Brian Vickers and his Red Bull Toyota crew broke the template Sunday, burning every drop of fuel to take the Carfax 400 at Michigan International Speedway.
To appreciate Vickers' feat you must understand the stakes: Had he run out of gas that last lap, the way Jimmie Johnson did two laps earlier, Vickers likely would have squandered any chance of making the Chase field. But it had been 87 starts since Vickers last won a Cup race, so it was time to make a statement.
"Sometimes you put a stake in the ground," crew chief Ryan Pemberton said. "Either we were completely out of the Chase or we'd win the race."
They made it, with less than half a gallon to spare, holding off Jeff Gordon and Dale Earnhardt Jr. Carl Edwards and Sam Hornish completed the top five.
This was never a matter of outrunning Gordon — Vickers had more than enough lead entering the last lap — it was about finishing at all.
"Honestly, I don't remember looking at the racetrack the last two laps," Vickers recalled. "I drove the last two laps entirely looking at the fuel gauge."
The wide track at Michigan breeds fuel-mileage gambles. Johnson and Mark Martin, who probably had the field's strongest cars, both ran out of gas, slipping to 33rd and 31st, respectively. They dominated the race over the first 100 laps.
Afterward, Johnson said he's done flirting with empty gas tanks. "We've won one race on fuel mileage, ever. It is just not what we're good at," said Johnson, who was also in the lead at Michigan in June when he ran out, handing a win to Martin. "I mean, I was running half-throttle for 80-90 percent of that run. I don't know how else I could have saved any (fuel)."
Johnson is still a safe bet to make the Chase, in third behind leader Tony Stewart, who clinched his spot just by starting Sunday, and Gordon.
Vickers is now in 13th, one spot out of the Chase and 12 points behind Martin with three races to go.
Vickers' late strategy involved alternately racing Johnson hard and drafting off him to conserve fuel.
"I wasn't racing (Johnson) as much as maybe it looked like on TV," Vickers said. "More than anything, I was trying to use him to help us …
"We needed X amount of laps (on the remaining fuel), and I knew this is what I needed to do. It really was irrelevant what Jimmie did. He passed us, I let him go, and continued to do my thing … if anything, being right behind him (drafting) was a benefit to us."
Vickers won the poles for both the Cup race and Saturday's Nationwide race. He finished second Saturday and had a shouting match with Kyle Busch afterward; Busch felt he was driving too aggressively.
So Vickers took one last shot at Busch. "Some people in life are just going to do stupid things," he said. "In a lot of ways, I feel bad for Kyle that he lives this angry."
While many contenders made stops with 51 laps to go, seemingly just outside the window they'd need to make it to the end, Earnhardt waited and pitted with 42 laps to go. The strategy allowed him to drive all-out, charging from sixth to third in the final 20 laps.

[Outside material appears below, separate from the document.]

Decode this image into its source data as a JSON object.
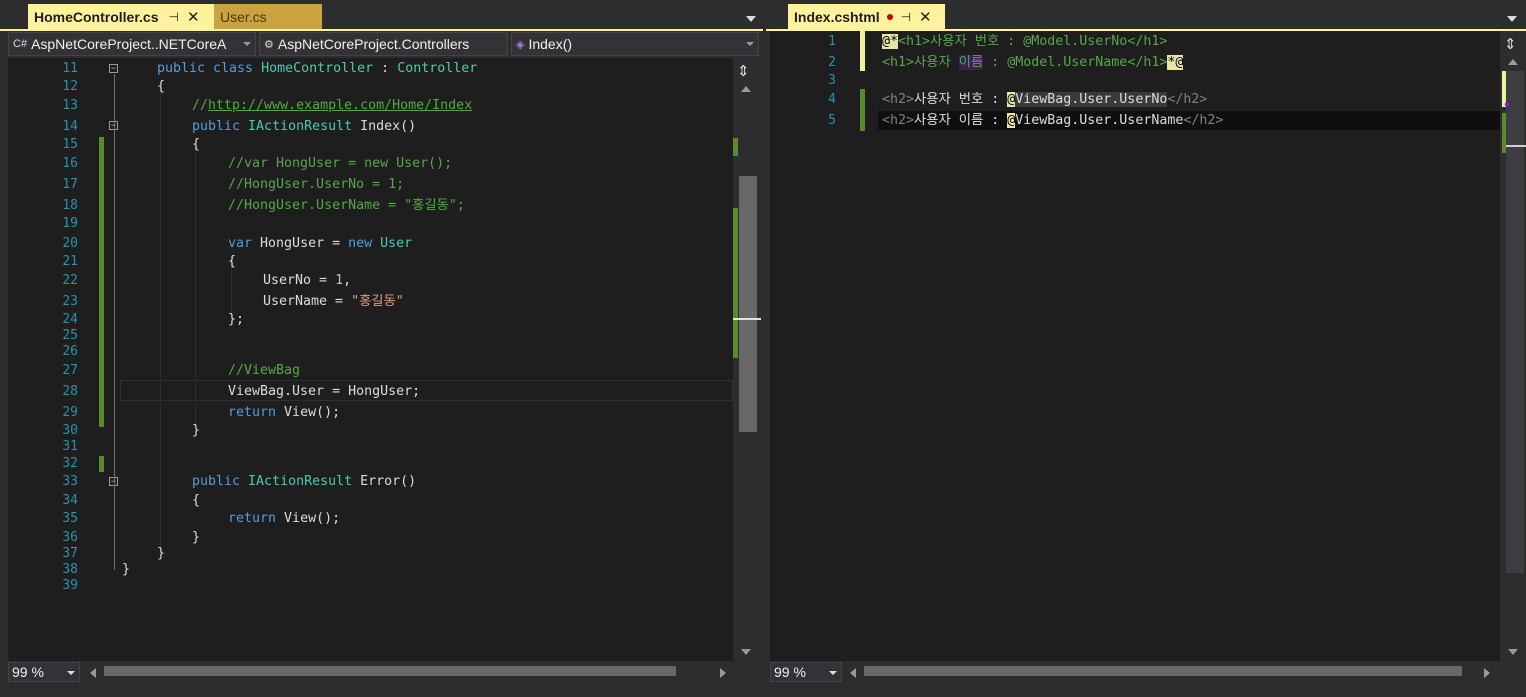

"I don't want to get too excited," Earnhardt said. "You want to be up front every week like this."
Information from the Associated Press was used in this report.